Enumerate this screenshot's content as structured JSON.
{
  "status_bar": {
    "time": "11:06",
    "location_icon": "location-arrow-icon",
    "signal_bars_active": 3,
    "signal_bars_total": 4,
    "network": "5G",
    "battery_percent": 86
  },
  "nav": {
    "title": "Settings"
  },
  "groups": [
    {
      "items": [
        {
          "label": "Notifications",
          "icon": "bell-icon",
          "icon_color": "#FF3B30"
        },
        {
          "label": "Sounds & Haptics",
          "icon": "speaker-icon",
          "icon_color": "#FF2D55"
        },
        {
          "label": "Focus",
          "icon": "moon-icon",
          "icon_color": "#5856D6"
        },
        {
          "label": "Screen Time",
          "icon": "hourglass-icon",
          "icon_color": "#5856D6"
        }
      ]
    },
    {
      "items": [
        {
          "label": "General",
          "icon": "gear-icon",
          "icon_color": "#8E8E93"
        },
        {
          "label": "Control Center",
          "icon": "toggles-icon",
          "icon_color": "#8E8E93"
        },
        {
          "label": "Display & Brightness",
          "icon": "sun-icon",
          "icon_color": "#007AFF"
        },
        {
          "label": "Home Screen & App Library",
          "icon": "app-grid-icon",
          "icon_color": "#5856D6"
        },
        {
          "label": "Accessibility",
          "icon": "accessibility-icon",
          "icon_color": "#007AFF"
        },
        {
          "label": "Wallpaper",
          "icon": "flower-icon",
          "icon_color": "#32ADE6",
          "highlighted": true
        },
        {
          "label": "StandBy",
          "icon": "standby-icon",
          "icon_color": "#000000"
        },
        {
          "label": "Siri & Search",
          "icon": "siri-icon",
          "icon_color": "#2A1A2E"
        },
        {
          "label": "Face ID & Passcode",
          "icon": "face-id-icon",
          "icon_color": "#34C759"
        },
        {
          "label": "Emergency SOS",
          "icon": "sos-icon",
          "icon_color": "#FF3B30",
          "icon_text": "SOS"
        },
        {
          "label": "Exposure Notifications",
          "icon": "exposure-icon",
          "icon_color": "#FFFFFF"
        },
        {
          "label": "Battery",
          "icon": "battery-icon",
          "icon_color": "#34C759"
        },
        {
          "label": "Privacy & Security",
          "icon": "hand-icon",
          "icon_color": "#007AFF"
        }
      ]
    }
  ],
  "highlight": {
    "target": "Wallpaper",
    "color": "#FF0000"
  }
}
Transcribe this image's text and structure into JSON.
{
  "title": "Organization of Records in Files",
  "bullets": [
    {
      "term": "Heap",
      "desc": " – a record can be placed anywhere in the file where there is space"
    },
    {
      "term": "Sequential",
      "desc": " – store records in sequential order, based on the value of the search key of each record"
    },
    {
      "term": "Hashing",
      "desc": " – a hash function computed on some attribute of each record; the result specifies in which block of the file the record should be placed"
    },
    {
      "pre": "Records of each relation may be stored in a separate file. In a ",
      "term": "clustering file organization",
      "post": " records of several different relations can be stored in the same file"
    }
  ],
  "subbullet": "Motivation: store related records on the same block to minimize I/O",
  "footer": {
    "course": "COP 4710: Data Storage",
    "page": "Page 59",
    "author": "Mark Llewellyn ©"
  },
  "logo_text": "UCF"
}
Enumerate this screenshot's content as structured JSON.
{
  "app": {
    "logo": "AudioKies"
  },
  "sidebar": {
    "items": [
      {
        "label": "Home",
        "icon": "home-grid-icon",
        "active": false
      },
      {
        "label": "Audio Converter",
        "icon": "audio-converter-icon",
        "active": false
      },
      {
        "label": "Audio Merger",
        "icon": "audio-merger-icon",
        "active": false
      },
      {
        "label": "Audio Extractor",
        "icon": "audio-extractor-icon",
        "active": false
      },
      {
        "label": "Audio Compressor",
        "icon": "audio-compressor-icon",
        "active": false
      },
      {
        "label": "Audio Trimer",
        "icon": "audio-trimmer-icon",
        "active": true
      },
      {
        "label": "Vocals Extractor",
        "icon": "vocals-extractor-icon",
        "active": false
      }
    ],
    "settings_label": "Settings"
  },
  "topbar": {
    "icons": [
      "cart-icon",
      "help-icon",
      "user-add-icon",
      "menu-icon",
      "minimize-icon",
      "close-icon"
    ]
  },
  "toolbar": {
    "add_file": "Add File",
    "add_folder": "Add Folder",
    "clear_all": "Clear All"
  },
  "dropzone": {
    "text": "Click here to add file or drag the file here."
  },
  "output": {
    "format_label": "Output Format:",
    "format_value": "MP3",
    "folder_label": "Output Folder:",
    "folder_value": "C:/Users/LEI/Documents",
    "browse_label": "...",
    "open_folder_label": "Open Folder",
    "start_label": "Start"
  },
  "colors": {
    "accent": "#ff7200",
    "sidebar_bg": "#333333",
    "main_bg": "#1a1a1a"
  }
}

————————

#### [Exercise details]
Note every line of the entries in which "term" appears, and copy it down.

#### [Solution for this exercise]
      "term": "Heap",
      "term": "Sequential",
      "term": "Hashing",
      "term": "clustering file organization",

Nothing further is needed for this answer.